- **Exercise directions**
Give the records below again exactly, and exclude each picture.

- **Source material**
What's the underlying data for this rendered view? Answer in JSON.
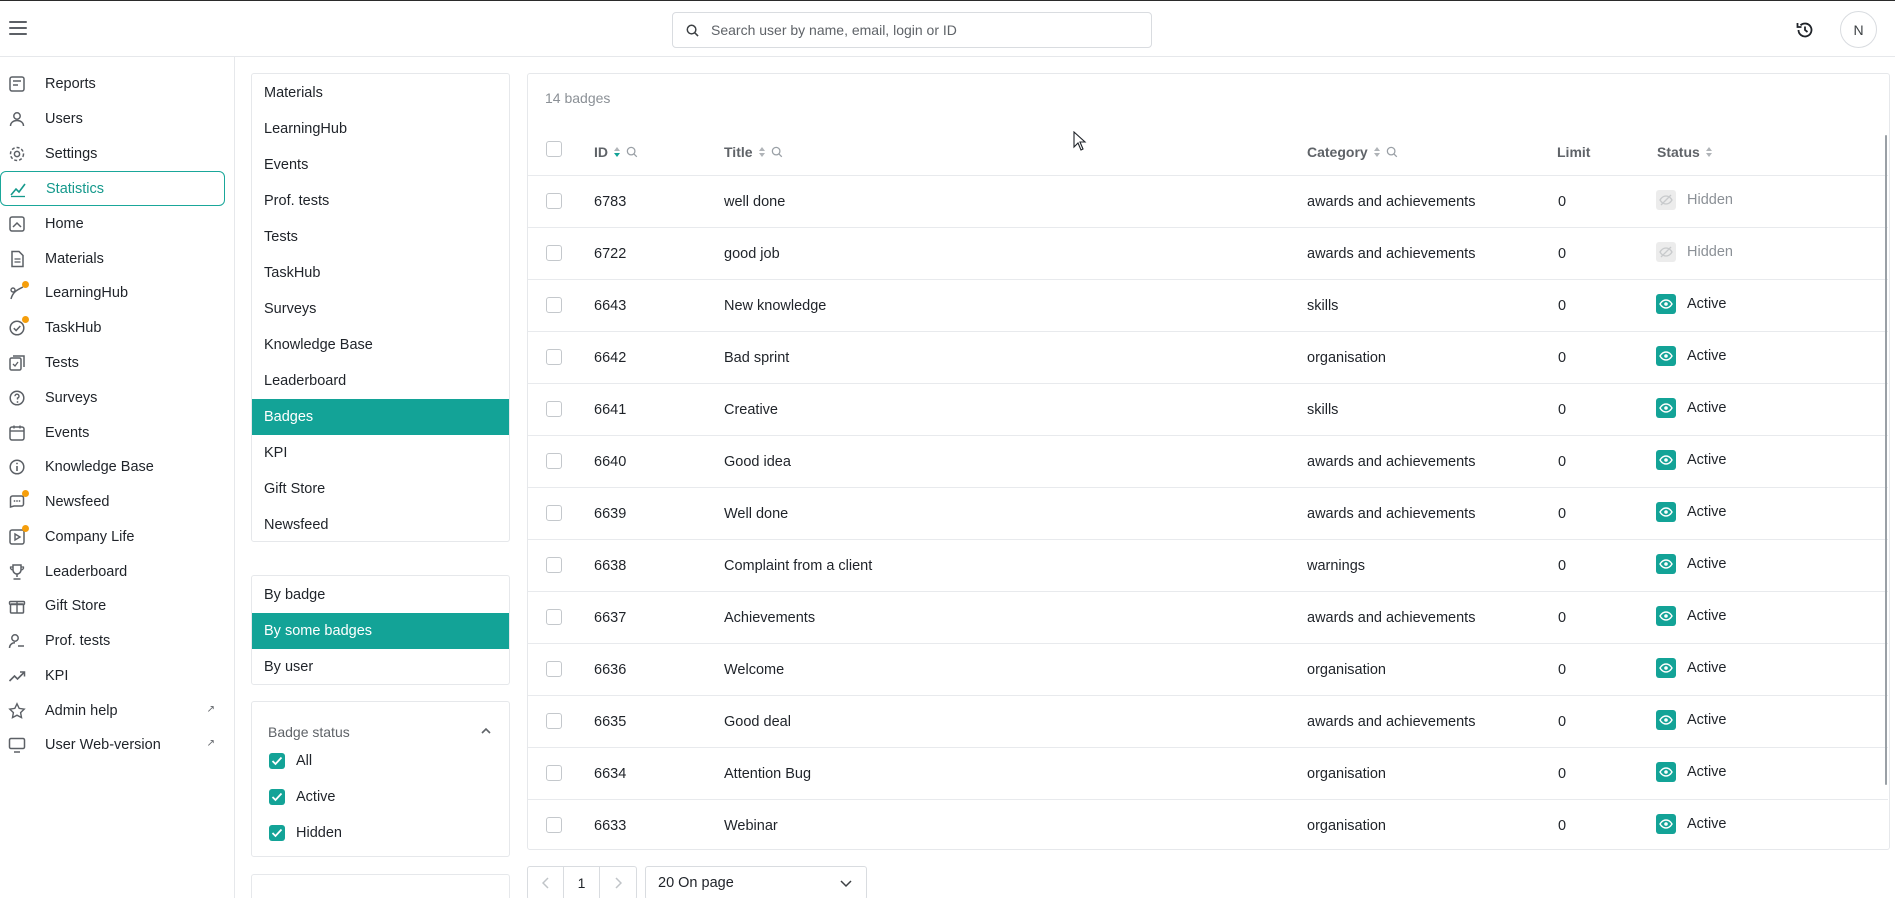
{
  "header": {
    "search_placeholder": "Search user by name, email, login or ID",
    "avatar_initial": "N"
  },
  "sidebar": {
    "items": [
      {
        "label": "Reports",
        "icon": "reports-icon"
      },
      {
        "label": "Users",
        "icon": "users-icon"
      },
      {
        "label": "Settings",
        "icon": "gear-icon"
      },
      {
        "label": "Statistics",
        "icon": "chart-line-icon",
        "active": true
      },
      {
        "label": "Home",
        "icon": "home-icon"
      },
      {
        "label": "Materials",
        "icon": "document-icon"
      },
      {
        "label": "LearningHub",
        "icon": "learninghub-icon",
        "dot": true
      },
      {
        "label": "TaskHub",
        "icon": "taskhub-icon",
        "dot": true
      },
      {
        "label": "Tests",
        "icon": "tests-icon"
      },
      {
        "label": "Surveys",
        "icon": "survey-icon"
      },
      {
        "label": "Events",
        "icon": "calendar-icon"
      },
      {
        "label": "Knowledge Base",
        "icon": "info-icon"
      },
      {
        "label": "Newsfeed",
        "icon": "newsfeed-icon",
        "dot": true
      },
      {
        "label": "Company Life",
        "icon": "company-life-icon",
        "dot": true
      },
      {
        "label": "Leaderboard",
        "icon": "trophy-icon"
      },
      {
        "label": "Gift Store",
        "icon": "gift-icon"
      },
      {
        "label": "Prof. tests",
        "icon": "prof-tests-icon"
      },
      {
        "label": "KPI",
        "icon": "trend-icon"
      },
      {
        "label": "Admin help",
        "icon": "star-icon",
        "external": true
      },
      {
        "label": "User Web-version",
        "icon": "monitor-icon",
        "external": true
      }
    ]
  },
  "sections": {
    "items": [
      "Materials",
      "LearningHub",
      "Events",
      "Prof. tests",
      "Tests",
      "TaskHub",
      "Surveys",
      "Knowledge Base",
      "Leaderboard",
      "Badges",
      "KPI",
      "Gift Store",
      "Newsfeed"
    ],
    "selected": "Badges"
  },
  "report_types": {
    "items": [
      "By badge",
      "By some badges",
      "By user"
    ],
    "selected": "By some badges"
  },
  "badge_status_filter": {
    "title": "Badge status",
    "options": [
      {
        "label": "All",
        "checked": true
      },
      {
        "label": "Active",
        "checked": true
      },
      {
        "label": "Hidden",
        "checked": true
      }
    ]
  },
  "table": {
    "count_label": "14 badges",
    "columns": {
      "id": "ID",
      "title": "Title",
      "category": "Category",
      "limit": "Limit",
      "status": "Status"
    },
    "rows": [
      {
        "id": "6783",
        "title": "well done",
        "category": "awards and achievements",
        "limit": "0",
        "status": "Hidden"
      },
      {
        "id": "6722",
        "title": "good job",
        "category": "awards and achievements",
        "limit": "0",
        "status": "Hidden"
      },
      {
        "id": "6643",
        "title": "New knowledge",
        "category": "skills",
        "limit": "0",
        "status": "Active"
      },
      {
        "id": "6642",
        "title": "Bad sprint",
        "category": "organisation",
        "limit": "0",
        "status": "Active"
      },
      {
        "id": "6641",
        "title": "Creative",
        "category": "skills",
        "limit": "0",
        "status": "Active"
      },
      {
        "id": "6640",
        "title": "Good idea",
        "category": "awards and achievements",
        "limit": "0",
        "status": "Active"
      },
      {
        "id": "6639",
        "title": "Well done",
        "category": "awards and achievements",
        "limit": "0",
        "status": "Active"
      },
      {
        "id": "6638",
        "title": "Complaint from a client",
        "category": "warnings",
        "limit": "0",
        "status": "Active"
      },
      {
        "id": "6637",
        "title": "Achievements",
        "category": "awards and achievements",
        "limit": "0",
        "status": "Active"
      },
      {
        "id": "6636",
        "title": "Welcome",
        "category": "organisation",
        "limit": "0",
        "status": "Active"
      },
      {
        "id": "6635",
        "title": "Good deal",
        "category": "awards and achievements",
        "limit": "0",
        "status": "Active"
      },
      {
        "id": "6634",
        "title": "Attention Bug",
        "category": "organisation",
        "limit": "0",
        "status": "Active"
      },
      {
        "id": "6633",
        "title": "Webinar",
        "category": "organisation",
        "limit": "0",
        "status": "Active"
      }
    ]
  },
  "pagination": {
    "current_page": "1",
    "per_page_label": "20 On page"
  },
  "colors": {
    "accent": "#13a397",
    "notification_dot": "#f59e0b"
  }
}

- **Response to the task**
What's the underlying data for this rendered view? Answer in JSON.
{
  "header": {
    "search_placeholder": "Search user by name, email, login or ID",
    "avatar_initial": "N"
  },
  "sidebar": {
    "items": [
      {
        "label": "Reports",
        "icon": "reports-icon"
      },
      {
        "label": "Users",
        "icon": "users-icon"
      },
      {
        "label": "Settings",
        "icon": "gear-icon"
      },
      {
        "label": "Statistics",
        "icon": "chart-line-icon",
        "active": true
      },
      {
        "label": "Home",
        "icon": "home-icon"
      },
      {
        "label": "Materials",
        "icon": "document-icon"
      },
      {
        "label": "LearningHub",
        "icon": "learninghub-icon",
        "dot": true
      },
      {
        "label": "TaskHub",
        "icon": "taskhub-icon",
        "dot": true
      },
      {
        "label": "Tests",
        "icon": "tests-icon"
      },
      {
        "label": "Surveys",
        "icon": "survey-icon"
      },
      {
        "label": "Events",
        "icon": "calendar-icon"
      },
      {
        "label": "Knowledge Base",
        "icon": "info-icon"
      },
      {
        "label": "Newsfeed",
        "icon": "newsfeed-icon",
        "dot": true
      },
      {
        "label": "Company Life",
        "icon": "company-life-icon",
        "dot": true
      },
      {
        "label": "Leaderboard",
        "icon": "trophy-icon"
      },
      {
        "label": "Gift Store",
        "icon": "gift-icon"
      },
      {
        "label": "Prof. tests",
        "icon": "prof-tests-icon"
      },
      {
        "label": "KPI",
        "icon": "trend-icon"
      },
      {
        "label": "Admin help",
        "icon": "star-icon",
        "external": true
      },
      {
        "label": "User Web-version",
        "icon": "monitor-icon",
        "external": true
      }
    ]
  },
  "sections": {
    "items": [
      "Materials",
      "LearningHub",
      "Events",
      "Prof. tests",
      "Tests",
      "TaskHub",
      "Surveys",
      "Knowledge Base",
      "Leaderboard",
      "Badges",
      "KPI",
      "Gift Store",
      "Newsfeed"
    ],
    "selected": "Badges"
  },
  "report_types": {
    "items": [
      "By badge",
      "By some badges",
      "By user"
    ],
    "selected": "By some badges"
  },
  "badge_status_filter": {
    "title": "Badge status",
    "options": [
      {
        "label": "All",
        "checked": true
      },
      {
        "label": "Active",
        "checked": true
      },
      {
        "label": "Hidden",
        "checked": true
      }
    ]
  },
  "table": {
    "count_label": "14 badges",
    "columns": {
      "id": "ID",
      "title": "Title",
      "category": "Category",
      "limit": "Limit",
      "status": "Status"
    },
    "rows": [
      {
        "id": "6783",
        "title": "well done",
        "category": "awards and achievements",
        "limit": "0",
        "status": "Hidden"
      },
      {
        "id": "6722",
        "title": "good job",
        "category": "awards and achievements",
        "limit": "0",
        "status": "Hidden"
      },
      {
        "id": "6643",
        "title": "New knowledge",
        "category": "skills",
        "limit": "0",
        "status": "Active"
      },
      {
        "id": "6642",
        "title": "Bad sprint",
        "category": "organisation",
        "limit": "0",
        "status": "Active"
      },
      {
        "id": "6641",
        "title": "Creative",
        "category": "skills",
        "limit": "0",
        "status": "Active"
      },
      {
        "id": "6640",
        "title": "Good idea",
        "category": "awards and achievements",
        "limit": "0",
        "status": "Active"
      },
      {
        "id": "6639",
        "title": "Well done",
        "category": "awards and achievements",
        "limit": "0",
        "status": "Active"
      },
      {
        "id": "6638",
        "title": "Complaint from a client",
        "category": "warnings",
        "limit": "0",
        "status": "Active"
      },
      {
        "id": "6637",
        "title": "Achievements",
        "category": "awards and achievements",
        "limit": "0",
        "status": "Active"
      },
      {
        "id": "6636",
        "title": "Welcome",
        "category": "organisation",
        "limit": "0",
        "status": "Active"
      },
      {
        "id": "6635",
        "title": "Good deal",
        "category": "awards and achievements",
        "limit": "0",
        "status": "Active"
      },
      {
        "id": "6634",
        "title": "Attention Bug",
        "category": "organisation",
        "limit": "0",
        "status": "Active"
      },
      {
        "id": "6633",
        "title": "Webinar",
        "category": "organisation",
        "limit": "0",
        "status": "Active"
      }
    ]
  },
  "pagination": {
    "current_page": "1",
    "per_page_label": "20 On page"
  },
  "colors": {
    "accent": "#13a397",
    "notification_dot": "#f59e0b"
  }
}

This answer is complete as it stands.